Along the road between Kinsale and Clonakilty, near Courtmacsherry is the village of Timoleague which is dominated by the great seaside abbey ruin, a remnant of a 13th century Franciscan Friary. The abbey is built on the site of a former monastery founded by St. Molaga in the 7th century. Timoleague means – “house of Molaga.”
St. Molaga, as the story goes was a local boy who went to study the rule of St. Columba in Iona and then went on to Wales where he became good friends with St. David. He returned to Ireland and founded several monastic communities, but Timoleague was his greatest – and his last. He died here – probably of the plague. He and his followers were committed to helping those suffering from the disease when the plague hit Ireland in the late 7th century.
A story is told about how St. Molaga originally wanted to build his monastery farther up the estuary. But as he and his followers labored on the buildings by day, they all collapsed by night. St. Molaga took this as a sign that the Lord did not approve of the location. So he blessed a candle, lodged it in a rolled up sheath, set it alight and released it on the bay praying that God would help him find the perfect location for his new religious community. The candle floated until it stopped at the where the Timoleague ruin now stands. St. Molaga built his monastery on the sea and six hundred years later the Franciscans built an abbey on the foundations of St. Molaga’s monastery. The ruins of that monastery are what visitor’s see today.
I found this thin place through the recommendation of Mr. Noel O’Connor who was my host at Ashgrove Bed and Breakfast in Bandon. Over breakfast I asked him, “What is the most mystical place around here?” He was caught off-guard and hesitated. As a forma garda (police officer) I suspect he wasn’t invited to discuss “mystical” or thin places often. After pausing to give it some thought, he told me that many pilgrims go to Timoleague to pray and reflect. So I took his advise and I went to Timoleague.
What remains is a beautiful ruin now made into a comfortable public space on the scenic Courtmacsherry Harbor. When the monastery was active, boats used to sail right up to abbey, and the village grew around the activities focused there. Past the picnic tables and the stone wall are bones of the old religious house with haunting traces of how life existed there so many years ago.
Two favorite spaces for me were the dining room and the cloister walk. Pictured above is the cloister garth the part of a corner wall still standing. Monasteries typically had these square cloister walks with an open court-yard type garth in the center.
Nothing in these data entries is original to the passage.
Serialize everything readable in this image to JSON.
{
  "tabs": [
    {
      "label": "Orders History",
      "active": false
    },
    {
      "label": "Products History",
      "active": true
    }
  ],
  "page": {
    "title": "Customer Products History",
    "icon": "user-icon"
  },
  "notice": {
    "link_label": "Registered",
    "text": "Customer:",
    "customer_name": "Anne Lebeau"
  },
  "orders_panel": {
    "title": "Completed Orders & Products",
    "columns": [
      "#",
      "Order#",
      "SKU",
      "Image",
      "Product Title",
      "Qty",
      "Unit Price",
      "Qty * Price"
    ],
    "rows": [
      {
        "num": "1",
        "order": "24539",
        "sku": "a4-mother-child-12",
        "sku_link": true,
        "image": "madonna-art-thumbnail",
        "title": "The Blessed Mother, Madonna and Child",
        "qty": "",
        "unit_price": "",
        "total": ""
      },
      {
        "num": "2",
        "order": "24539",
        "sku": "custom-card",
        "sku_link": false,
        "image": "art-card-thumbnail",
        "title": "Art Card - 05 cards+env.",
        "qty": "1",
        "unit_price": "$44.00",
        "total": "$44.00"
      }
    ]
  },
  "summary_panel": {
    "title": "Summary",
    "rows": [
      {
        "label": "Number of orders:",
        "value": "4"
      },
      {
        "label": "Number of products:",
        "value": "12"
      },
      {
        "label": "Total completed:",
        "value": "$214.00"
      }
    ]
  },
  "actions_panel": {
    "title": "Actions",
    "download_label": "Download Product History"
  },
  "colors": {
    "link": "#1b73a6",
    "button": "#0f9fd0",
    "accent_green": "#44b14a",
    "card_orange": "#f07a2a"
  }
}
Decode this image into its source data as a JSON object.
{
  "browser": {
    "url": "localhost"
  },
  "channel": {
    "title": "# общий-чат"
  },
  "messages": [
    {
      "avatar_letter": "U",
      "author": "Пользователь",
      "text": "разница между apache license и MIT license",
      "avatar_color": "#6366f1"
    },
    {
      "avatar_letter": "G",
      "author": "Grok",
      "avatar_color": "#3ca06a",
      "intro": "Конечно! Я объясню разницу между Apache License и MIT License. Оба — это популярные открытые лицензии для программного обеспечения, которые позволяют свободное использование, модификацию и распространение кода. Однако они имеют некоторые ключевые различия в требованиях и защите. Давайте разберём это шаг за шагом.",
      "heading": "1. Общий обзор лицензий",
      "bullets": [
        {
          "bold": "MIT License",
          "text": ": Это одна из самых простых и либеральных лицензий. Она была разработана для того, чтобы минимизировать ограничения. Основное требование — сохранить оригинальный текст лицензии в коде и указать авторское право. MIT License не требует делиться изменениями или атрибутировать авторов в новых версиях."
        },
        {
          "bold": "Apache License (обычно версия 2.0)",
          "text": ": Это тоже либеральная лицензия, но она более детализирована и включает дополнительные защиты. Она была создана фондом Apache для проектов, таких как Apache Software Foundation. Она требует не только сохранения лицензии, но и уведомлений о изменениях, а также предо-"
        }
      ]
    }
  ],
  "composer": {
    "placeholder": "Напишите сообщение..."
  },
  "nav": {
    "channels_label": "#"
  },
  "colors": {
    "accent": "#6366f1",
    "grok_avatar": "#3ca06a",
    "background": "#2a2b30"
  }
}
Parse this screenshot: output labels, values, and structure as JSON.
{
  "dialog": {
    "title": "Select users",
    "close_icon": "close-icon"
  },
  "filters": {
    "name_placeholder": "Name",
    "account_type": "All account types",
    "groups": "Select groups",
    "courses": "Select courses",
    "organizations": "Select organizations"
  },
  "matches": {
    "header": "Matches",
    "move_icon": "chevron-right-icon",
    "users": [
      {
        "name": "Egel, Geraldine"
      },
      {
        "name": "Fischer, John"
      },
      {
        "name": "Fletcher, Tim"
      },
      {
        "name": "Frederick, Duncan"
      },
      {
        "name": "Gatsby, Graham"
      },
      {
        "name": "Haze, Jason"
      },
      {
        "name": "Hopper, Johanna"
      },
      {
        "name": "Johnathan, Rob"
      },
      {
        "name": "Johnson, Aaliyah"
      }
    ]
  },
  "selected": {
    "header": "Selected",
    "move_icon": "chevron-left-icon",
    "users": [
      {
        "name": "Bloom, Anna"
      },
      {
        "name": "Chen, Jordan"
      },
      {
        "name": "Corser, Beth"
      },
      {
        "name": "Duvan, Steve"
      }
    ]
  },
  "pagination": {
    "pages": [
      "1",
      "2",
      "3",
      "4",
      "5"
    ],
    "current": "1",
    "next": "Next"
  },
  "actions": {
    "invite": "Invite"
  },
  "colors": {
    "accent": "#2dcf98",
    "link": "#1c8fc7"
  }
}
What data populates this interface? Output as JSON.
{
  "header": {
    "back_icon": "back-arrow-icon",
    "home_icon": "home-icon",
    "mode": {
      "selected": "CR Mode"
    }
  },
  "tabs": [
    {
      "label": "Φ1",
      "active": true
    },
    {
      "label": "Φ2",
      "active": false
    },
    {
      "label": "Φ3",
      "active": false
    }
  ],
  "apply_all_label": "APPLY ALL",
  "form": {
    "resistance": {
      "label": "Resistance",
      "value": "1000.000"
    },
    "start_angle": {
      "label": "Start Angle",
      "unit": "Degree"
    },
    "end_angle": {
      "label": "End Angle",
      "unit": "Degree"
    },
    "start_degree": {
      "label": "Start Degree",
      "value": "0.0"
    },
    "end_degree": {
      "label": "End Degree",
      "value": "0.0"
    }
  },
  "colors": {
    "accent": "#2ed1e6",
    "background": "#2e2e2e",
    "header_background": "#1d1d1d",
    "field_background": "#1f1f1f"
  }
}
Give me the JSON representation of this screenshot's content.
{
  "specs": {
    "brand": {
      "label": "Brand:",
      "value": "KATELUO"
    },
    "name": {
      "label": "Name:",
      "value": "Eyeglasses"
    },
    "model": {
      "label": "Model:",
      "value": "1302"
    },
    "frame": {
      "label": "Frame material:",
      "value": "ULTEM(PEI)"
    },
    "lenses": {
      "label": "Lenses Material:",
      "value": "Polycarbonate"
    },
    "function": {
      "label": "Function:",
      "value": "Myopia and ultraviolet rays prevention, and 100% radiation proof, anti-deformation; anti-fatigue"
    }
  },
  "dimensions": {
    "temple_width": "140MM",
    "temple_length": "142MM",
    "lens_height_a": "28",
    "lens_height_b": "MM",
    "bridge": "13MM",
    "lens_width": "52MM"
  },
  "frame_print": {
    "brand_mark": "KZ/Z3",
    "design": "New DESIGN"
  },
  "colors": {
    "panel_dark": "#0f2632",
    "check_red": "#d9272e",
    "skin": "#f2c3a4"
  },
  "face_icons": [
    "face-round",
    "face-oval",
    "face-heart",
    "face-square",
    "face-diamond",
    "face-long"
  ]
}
The walks were the center of the the cloister and often used for doing “rounds” or walking and praying in a circular path. The walls bordering the garth had gothic-style windows to look out. I love to trace the steps of those who once walked and prayed here. On account I read said that at one corner of the walk the incorrupt body of a monk buried centuries before was discovered. He was reinterred on the grounds.
Another peaceful spot here is the refectory or dining area. It’s a large rectangular room off the back of the ruin with five tall windows (frames still in tact) looking out over the sea. Next to this area is a cavity wall, with indentations known as the fairy cupboards. It was from this room that children discovered an ancient book buried under one of the flagstones. They destroyed it and only the shred of the cover was found.
In the sacristy is the ancient holy water font, now known as the Wart Well. It is said to heal warts when those afflicted dip the warts into the water.
The monastery was sacked in the 1600s and three monks escaped by boat and took with them the Timoleague chalice for safe keeping. It was discovered in an old box in a home in the village many years ago and is now held by one of the priests residing in Timoleague.
In the distance behind the ruin a round tower (new) can be seen atop a church. This is the Catholic Church dedicated to the Nativity of the Blessed Mother. One of Henry Clark’s last stain glass masterpieces can be found here.
Timoleague is a haunting site full of mystery and charged with the energy of the past. It is one of the stops on the Thin Places Mystical Tour of Ireland in May of 2011.
Holy House of ivied gables
That wert once the country’s pride
Houseless now in weary wandering
Roam your inmates far and wide
~from Lament Over the Ruins of the Abbey of Timoleague
John Collins -1814
Author, travel writer, wise woman with goddess attributes, travel hag.